High school students in Gainesville and Hall County are used to high-stakes final exams. They’re used to spending hours studying their notes, taking practice tests or reviewing study guides.
But they’re not accustomed to their final exams being the Georgia Milestones.
Last school year, Georgia students took the first administration of the Milestones, a set of tests based on standards in language arts, mathematics, science and social studies. Scores were lower across the state than those on previous state assessments, something the Georgia Department of Education said was expected.
Because of this, the state gave students a one-year waiver.

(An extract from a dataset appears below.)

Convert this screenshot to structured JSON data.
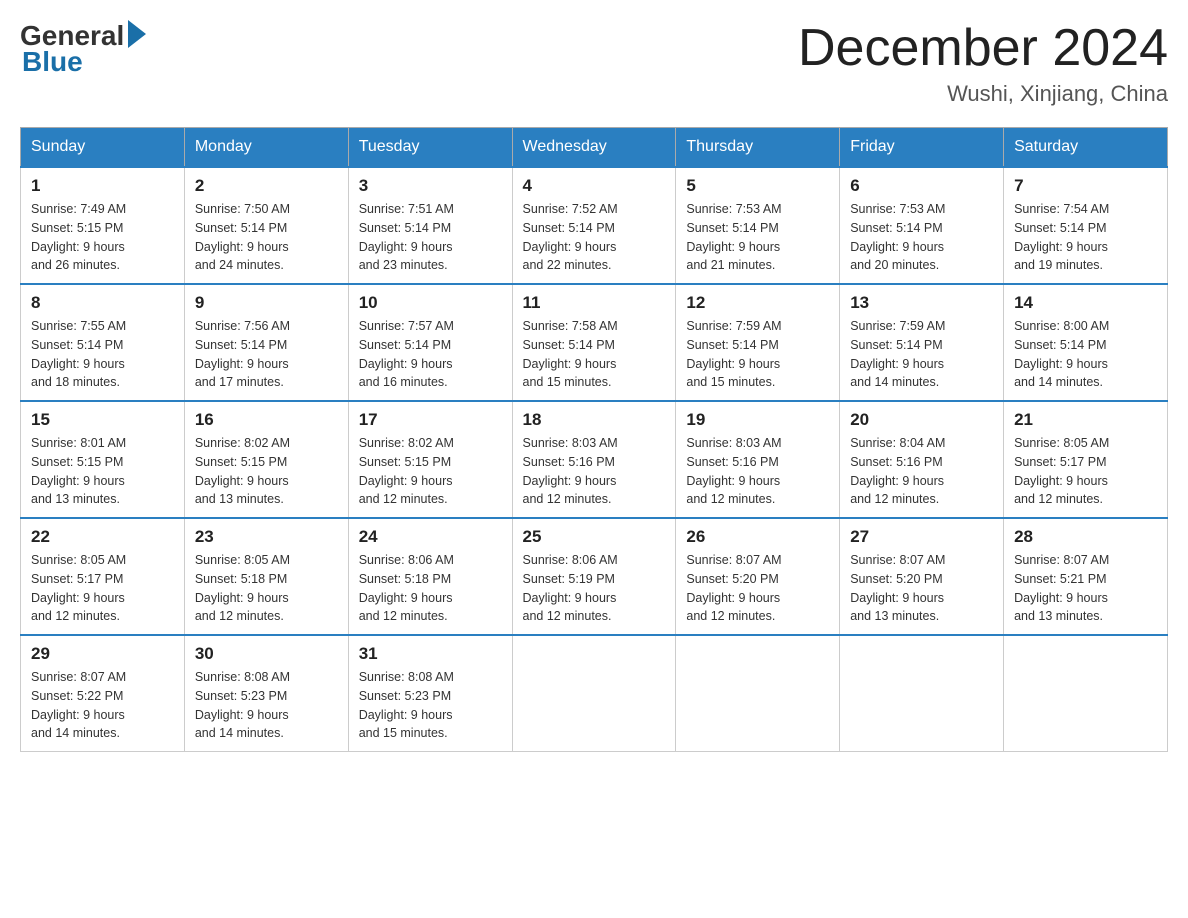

Last year, Milestones did not factor into high school students’ final averages. This year, they will.
The end-of-course Milestones, administered at the high school level, serve as the final exam for each course and “contribute 20 percent to the student’s final course grade,” according to the state.
North Hall High School Principal Jamey Moore said this is not the first time state-mandated, tests factored into students’ final grades.
He said the End of Course Tests, which were retired in 2014, were 15 to 20 percent of students’ final grades and also counted as the final exam.
Shelly Cornett, Gainesville High mathematics teacher, said she feels comfortable with the new test itself, but the new Georgia Standards of Excellence have posed a challenge.
“The standards have been changed so many times that I’m not as comfortable making sure I’m preparing my kids appropriately,” she said. “The curriculum is a little bit different, and I’m sometimes scared I’m going to leave something out.”
Both Hall County and Gainesville teachers, including Cornett, said they teach to the standards, not to the test.
“We have not seen specific materials, but we understand the components are multiple choice, open-ended response and include a writing component,” said Patrice Pennington, English teacher at Flowery Branch High School.
Pennington said the best way for a student to prepare for the end-of-course test in her classes is to “be present and complete assignments throughout the year.” She said each type of assessment — multiple choice, open-ended response and writing — is used in the classroom in group discussions, independent writing, quizzes and so forth.
Her co-worker, Kim McGuirt, agreed. McGuirt said teachers develop tests throughout the year that should reflect the complexity and content on the Milestones.
“We can’t see the test and we don’t know what the questions are going to be,” said Ernie Osburn, physical science teacher at Gainesville High School. “We don’t know what specific content is going to be on it.”
The state does, though, have practice test questions, which students can do on their own and teachers can go over in the classroom.
“We have to assume that the practice test questions and the state standards are aligned,” McGuirt said. “The Georgia Standards of Excellence focus heavily on analysis and writing for language arts, so that’s the focus in my American literature classes, too.”
McGuirt and Osburn said they use a USATestprep tool in their classroom as well, which Osburn said was “very helpful.”
“The week before the test I’m hopefully done teaching the curriculum, and I can kind of go back to the beginning and redeliver,” he said. “That seems to be very helpful for my students as well.”
Gainesville High School ninth-grader Joseph Diaz said he actually preferred the Milestones over the previous Criterion-Reference Competency Tests given to first- through eighth-graders.
“(Milestones) had more open-ended questions, so you could express yourself better,” he said. “Before I think it was more determining who had the best test-taking skills. This seems more skill or knowledge-based.”
Classmate Ben Burns agreed, saying there was an added challenge to the Milestones, but he preferred the format.
Ninth-grader Anne Marie Dye said her teachers, including Cornett, practiced written responses with them regularly.
“It was something we had never done before, but I think we were pretty well-prepared considering,” she said.
Gainesville Assistant Principal Dawn Jordan said she thinks the 20 percent factor into a student’s grade gives a student “a little more skin in the game.”
Osburn agreed, calling it a “motivational tool.”
Cornett added the 20 percent, by the end of the course, will only change a grade by a few percentage points at most.
“The only thing I hate is if it ends up changing it a letter grade,” she said. “But it stays pretty close, so I don’t have a problem with that.”
Osburn said most Gainesville courses also give another kind of “final” that is prepared by the teacher in the classroom.
“My students did a final project in which they used 3-D printers to design a car, print it and race it,” he said. “That was their final, and it was a test grade, but it wasn’t a traditional test. That’s going to be different for every subject, but I felt like after the (end of course) and how much preparation went into that, the testing needed to be finished.”
Cornett said she would prefer to create her own final for her classes.
“I would prefer to write my own exam and have that count, always,” she said. “But I also don’t have any super-negative feelings about the Milestones.”